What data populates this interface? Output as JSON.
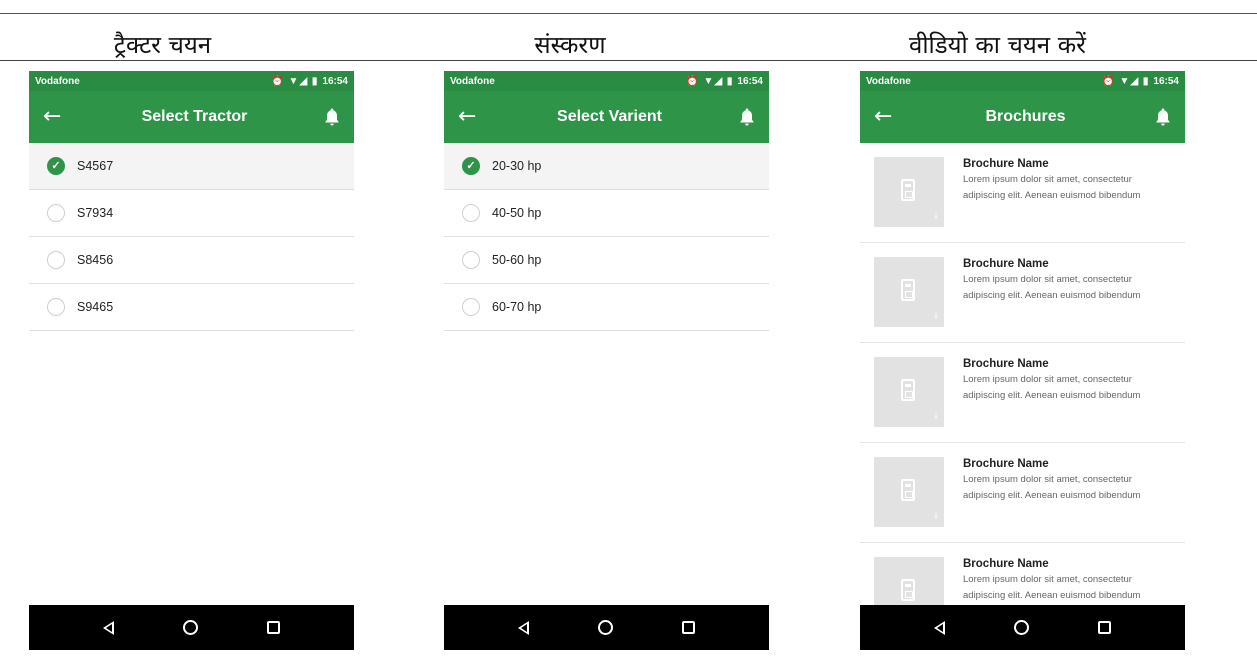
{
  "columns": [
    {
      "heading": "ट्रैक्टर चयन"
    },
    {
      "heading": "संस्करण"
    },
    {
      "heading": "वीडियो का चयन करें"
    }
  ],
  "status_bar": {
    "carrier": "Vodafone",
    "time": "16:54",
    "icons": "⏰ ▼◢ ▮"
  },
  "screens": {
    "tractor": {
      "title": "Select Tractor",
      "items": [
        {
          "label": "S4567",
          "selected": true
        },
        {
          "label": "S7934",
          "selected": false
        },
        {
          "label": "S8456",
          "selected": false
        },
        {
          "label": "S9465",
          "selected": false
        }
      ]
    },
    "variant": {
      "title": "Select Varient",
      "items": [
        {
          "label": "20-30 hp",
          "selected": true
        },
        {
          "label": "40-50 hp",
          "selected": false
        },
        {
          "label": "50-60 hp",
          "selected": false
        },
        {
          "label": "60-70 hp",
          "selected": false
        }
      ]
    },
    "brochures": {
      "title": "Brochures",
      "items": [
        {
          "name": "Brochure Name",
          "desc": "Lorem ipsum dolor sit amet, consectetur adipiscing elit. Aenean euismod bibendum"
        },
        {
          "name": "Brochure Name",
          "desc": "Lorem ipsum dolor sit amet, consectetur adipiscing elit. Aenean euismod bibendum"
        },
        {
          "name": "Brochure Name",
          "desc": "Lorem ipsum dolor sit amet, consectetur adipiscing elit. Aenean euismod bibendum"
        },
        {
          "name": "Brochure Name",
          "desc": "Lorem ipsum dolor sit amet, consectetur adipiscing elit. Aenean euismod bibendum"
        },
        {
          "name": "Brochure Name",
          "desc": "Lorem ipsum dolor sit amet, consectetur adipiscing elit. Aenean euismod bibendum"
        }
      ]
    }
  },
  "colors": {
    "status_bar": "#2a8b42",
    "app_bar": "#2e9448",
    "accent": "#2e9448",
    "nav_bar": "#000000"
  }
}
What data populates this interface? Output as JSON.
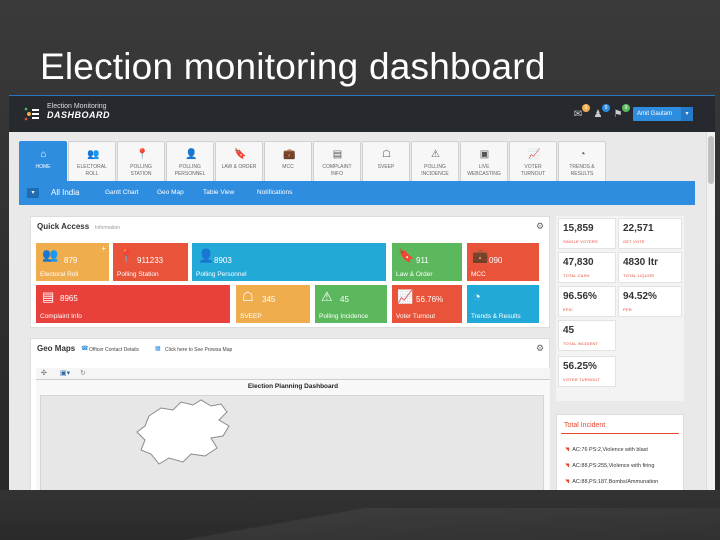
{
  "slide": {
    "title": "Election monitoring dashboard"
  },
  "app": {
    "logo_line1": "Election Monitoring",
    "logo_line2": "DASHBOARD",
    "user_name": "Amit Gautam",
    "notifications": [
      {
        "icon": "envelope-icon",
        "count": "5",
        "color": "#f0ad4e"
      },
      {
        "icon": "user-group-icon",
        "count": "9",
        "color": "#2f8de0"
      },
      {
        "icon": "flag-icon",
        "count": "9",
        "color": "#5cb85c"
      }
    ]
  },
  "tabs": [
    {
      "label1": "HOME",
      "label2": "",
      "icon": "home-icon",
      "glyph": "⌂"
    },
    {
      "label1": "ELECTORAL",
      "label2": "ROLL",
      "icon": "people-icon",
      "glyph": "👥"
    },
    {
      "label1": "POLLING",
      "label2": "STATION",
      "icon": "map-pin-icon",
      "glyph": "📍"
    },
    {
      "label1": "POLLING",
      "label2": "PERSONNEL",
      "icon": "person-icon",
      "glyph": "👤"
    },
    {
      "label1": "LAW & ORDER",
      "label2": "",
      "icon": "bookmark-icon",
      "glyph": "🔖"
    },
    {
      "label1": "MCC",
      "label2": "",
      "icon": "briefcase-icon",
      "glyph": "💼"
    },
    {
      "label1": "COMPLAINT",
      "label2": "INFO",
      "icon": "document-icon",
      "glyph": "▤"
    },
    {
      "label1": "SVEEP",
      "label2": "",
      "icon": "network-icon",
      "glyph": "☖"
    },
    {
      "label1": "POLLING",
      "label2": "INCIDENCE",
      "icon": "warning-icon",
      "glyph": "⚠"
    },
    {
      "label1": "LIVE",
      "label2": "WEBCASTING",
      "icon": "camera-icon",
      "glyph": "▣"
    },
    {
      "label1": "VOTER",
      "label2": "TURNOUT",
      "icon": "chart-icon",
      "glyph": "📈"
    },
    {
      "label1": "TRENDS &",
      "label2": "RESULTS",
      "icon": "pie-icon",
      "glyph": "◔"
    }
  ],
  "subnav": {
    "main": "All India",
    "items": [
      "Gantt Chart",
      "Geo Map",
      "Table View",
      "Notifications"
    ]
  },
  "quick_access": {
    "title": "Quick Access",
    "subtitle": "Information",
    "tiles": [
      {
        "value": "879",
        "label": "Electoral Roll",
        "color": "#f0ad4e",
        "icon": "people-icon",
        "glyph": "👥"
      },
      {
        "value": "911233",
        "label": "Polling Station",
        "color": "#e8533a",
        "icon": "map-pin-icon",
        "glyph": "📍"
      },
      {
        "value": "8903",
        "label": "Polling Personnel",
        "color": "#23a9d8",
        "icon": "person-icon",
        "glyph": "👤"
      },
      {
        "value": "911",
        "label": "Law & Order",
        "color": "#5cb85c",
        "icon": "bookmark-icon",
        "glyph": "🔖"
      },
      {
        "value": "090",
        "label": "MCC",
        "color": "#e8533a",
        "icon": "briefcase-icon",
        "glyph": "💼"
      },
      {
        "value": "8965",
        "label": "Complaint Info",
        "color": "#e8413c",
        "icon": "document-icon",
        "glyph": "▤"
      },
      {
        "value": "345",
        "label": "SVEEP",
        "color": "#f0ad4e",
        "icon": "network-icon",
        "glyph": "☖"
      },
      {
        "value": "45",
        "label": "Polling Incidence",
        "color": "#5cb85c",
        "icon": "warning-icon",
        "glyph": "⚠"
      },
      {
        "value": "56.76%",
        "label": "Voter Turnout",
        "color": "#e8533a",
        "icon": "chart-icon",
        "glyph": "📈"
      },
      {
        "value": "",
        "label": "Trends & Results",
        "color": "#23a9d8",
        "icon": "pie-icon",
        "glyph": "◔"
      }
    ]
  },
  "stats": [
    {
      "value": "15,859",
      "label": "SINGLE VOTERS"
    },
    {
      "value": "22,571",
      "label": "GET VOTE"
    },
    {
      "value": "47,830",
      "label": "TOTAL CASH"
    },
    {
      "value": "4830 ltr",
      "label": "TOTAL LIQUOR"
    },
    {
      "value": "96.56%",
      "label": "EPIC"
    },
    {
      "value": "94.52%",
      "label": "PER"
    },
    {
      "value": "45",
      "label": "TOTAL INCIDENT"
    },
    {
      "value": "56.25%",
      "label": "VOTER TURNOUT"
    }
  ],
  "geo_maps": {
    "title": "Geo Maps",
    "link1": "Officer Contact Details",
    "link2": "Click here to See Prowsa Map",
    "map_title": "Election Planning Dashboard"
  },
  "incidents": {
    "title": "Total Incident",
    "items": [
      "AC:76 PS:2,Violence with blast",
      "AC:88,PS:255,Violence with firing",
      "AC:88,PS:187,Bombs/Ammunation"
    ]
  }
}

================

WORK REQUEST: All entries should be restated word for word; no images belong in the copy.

REPLY TO THE TASK:
What data populates this interface? Output as JSON.
{
  "columns": [
    {
      "heading": "ट्रैक्टर चयन"
    },
    {
      "heading": "संस्करण"
    },
    {
      "heading": "वीडियो का चयन करें"
    }
  ],
  "status_bar": {
    "carrier": "Vodafone",
    "time": "16:54",
    "icons": "⏰ ▼◢ ▮"
  },
  "screens": {
    "tractor": {
      "title": "Select Tractor",
      "items": [
        {
          "label": "S4567",
          "selected": true
        },
        {
          "label": "S7934",
          "selected": false
        },
        {
          "label": "S8456",
          "selected": false
        },
        {
          "label": "S9465",
          "selected": false
        }
      ]
    },
    "variant": {
      "title": "Select Varient",
      "items": [
        {
          "label": "20-30 hp",
          "selected": true
        },
        {
          "label": "40-50 hp",
          "selected": false
        },
        {
          "label": "50-60 hp",
          "selected": false
        },
        {
          "label": "60-70 hp",
          "selected": false
        }
      ]
    },
    "brochures": {
      "title": "Brochures",
      "items": [
        {
          "name": "Brochure Name",
          "desc": "Lorem ipsum dolor sit amet, consectetur adipiscing elit. Aenean euismod bibendum"
        },
        {
          "name": "Brochure Name",
          "desc": "Lorem ipsum dolor sit amet, consectetur adipiscing elit. Aenean euismod bibendum"
        },
        {
          "name": "Brochure Name",
          "desc": "Lorem ipsum dolor sit amet, consectetur adipiscing elit. Aenean euismod bibendum"
        },
        {
          "name": "Brochure Name",
          "desc": "Lorem ipsum dolor sit amet, consectetur adipiscing elit. Aenean euismod bibendum"
        },
        {
          "name": "Brochure Name",
          "desc": "Lorem ipsum dolor sit amet, consectetur adipiscing elit. Aenean euismod bibendum"
        }
      ]
    }
  },
  "colors": {
    "status_bar": "#2a8b42",
    "app_bar": "#2e9448",
    "accent": "#2e9448",
    "nav_bar": "#000000"
  }
}
What data populates this interface? Output as JSON.
{
  "slide": {
    "title": "Election monitoring dashboard"
  },
  "app": {
    "logo_line1": "Election Monitoring",
    "logo_line2": "DASHBOARD",
    "user_name": "Amit Gautam",
    "notifications": [
      {
        "icon": "envelope-icon",
        "count": "5",
        "color": "#f0ad4e"
      },
      {
        "icon": "user-group-icon",
        "count": "9",
        "color": "#2f8de0"
      },
      {
        "icon": "flag-icon",
        "count": "9",
        "color": "#5cb85c"
      }
    ]
  },
  "tabs": [
    {
      "label1": "HOME",
      "label2": "",
      "icon": "home-icon",
      "glyph": "⌂"
    },
    {
      "label1": "ELECTORAL",
      "label2": "ROLL",
      "icon": "people-icon",
      "glyph": "👥"
    },
    {
      "label1": "POLLING",
      "label2": "STATION",
      "icon": "map-pin-icon",
      "glyph": "📍"
    },
    {
      "label1": "POLLING",
      "label2": "PERSONNEL",
      "icon": "person-icon",
      "glyph": "👤"
    },
    {
      "label1": "LAW & ORDER",
      "label2": "",
      "icon": "bookmark-icon",
      "glyph": "🔖"
    },
    {
      "label1": "MCC",
      "label2": "",
      "icon": "briefcase-icon",
      "glyph": "💼"
    },
    {
      "label1": "COMPLAINT",
      "label2": "INFO",
      "icon": "document-icon",
      "glyph": "▤"
    },
    {
      "label1": "SVEEP",
      "label2": "",
      "icon": "network-icon",
      "glyph": "☖"
    },
    {
      "label1": "POLLING",
      "label2": "INCIDENCE",
      "icon": "warning-icon",
      "glyph": "⚠"
    },
    {
      "label1": "LIVE",
      "label2": "WEBCASTING",
      "icon": "camera-icon",
      "glyph": "▣"
    },
    {
      "label1": "VOTER",
      "label2": "TURNOUT",
      "icon": "chart-icon",
      "glyph": "📈"
    },
    {
      "label1": "TRENDS &",
      "label2": "RESULTS",
      "icon": "pie-icon",
      "glyph": "◔"
    }
  ],
  "subnav": {
    "main": "All India",
    "items": [
      "Gantt Chart",
      "Geo Map",
      "Table View",
      "Notifications"
    ]
  },
  "quick_access": {
    "title": "Quick Access",
    "subtitle": "Information",
    "tiles": [
      {
        "value": "879",
        "label": "Electoral Roll",
        "color": "#f0ad4e",
        "icon": "people-icon",
        "glyph": "👥"
      },
      {
        "value": "911233",
        "label": "Polling Station",
        "color": "#e8533a",
        "icon": "map-pin-icon",
        "glyph": "📍"
      },
      {
        "value": "8903",
        "label": "Polling Personnel",
        "color": "#23a9d8",
        "icon": "person-icon",
        "glyph": "👤"
      },
      {
        "value": "911",
        "label": "Law & Order",
        "color": "#5cb85c",
        "icon": "bookmark-icon",
        "glyph": "🔖"
      },
      {
        "value": "090",
        "label": "MCC",
        "color": "#e8533a",
        "icon": "briefcase-icon",
        "glyph": "💼"
      },
      {
        "value": "8965",
        "label": "Complaint Info",
        "color": "#e8413c",
        "icon": "document-icon",
        "glyph": "▤"
      },
      {
        "value": "345",
        "label": "SVEEP",
        "color": "#f0ad4e",
        "icon": "network-icon",
        "glyph": "☖"
      },
      {
        "value": "45",
        "label": "Polling Incidence",
        "color": "#5cb85c",
        "icon": "warning-icon",
        "glyph": "⚠"
      },
      {
        "value": "56.76%",
        "label": "Voter Turnout",
        "color": "#e8533a",
        "icon": "chart-icon",
        "glyph": "📈"
      },
      {
        "value": "",
        "label": "Trends & Results",
        "color": "#23a9d8",
        "icon": "pie-icon",
        "glyph": "◔"
      }
    ]
  },
  "stats": [
    {
      "value": "15,859",
      "label": "SINGLE VOTERS"
    },
    {
      "value": "22,571",
      "label": "GET VOTE"
    },
    {
      "value": "47,830",
      "label": "TOTAL CASH"
    },
    {
      "value": "4830 ltr",
      "label": "TOTAL LIQUOR"
    },
    {
      "value": "96.56%",
      "label": "EPIC"
    },
    {
      "value": "94.52%",
      "label": "PER"
    },
    {
      "value": "45",
      "label": "TOTAL INCIDENT"
    },
    {
      "value": "56.25%",
      "label": "VOTER TURNOUT"
    }
  ],
  "geo_maps": {
    "title": "Geo Maps",
    "link1": "Officer Contact Details",
    "link2": "Click here to See Prowsa Map",
    "map_title": "Election Planning Dashboard"
  },
  "incidents": {
    "title": "Total Incident",
    "items": [
      "AC:76 PS:2,Violence with blast",
      "AC:88,PS:255,Violence with firing",
      "AC:88,PS:187,Bombs/Ammunation"
    ]
  }
}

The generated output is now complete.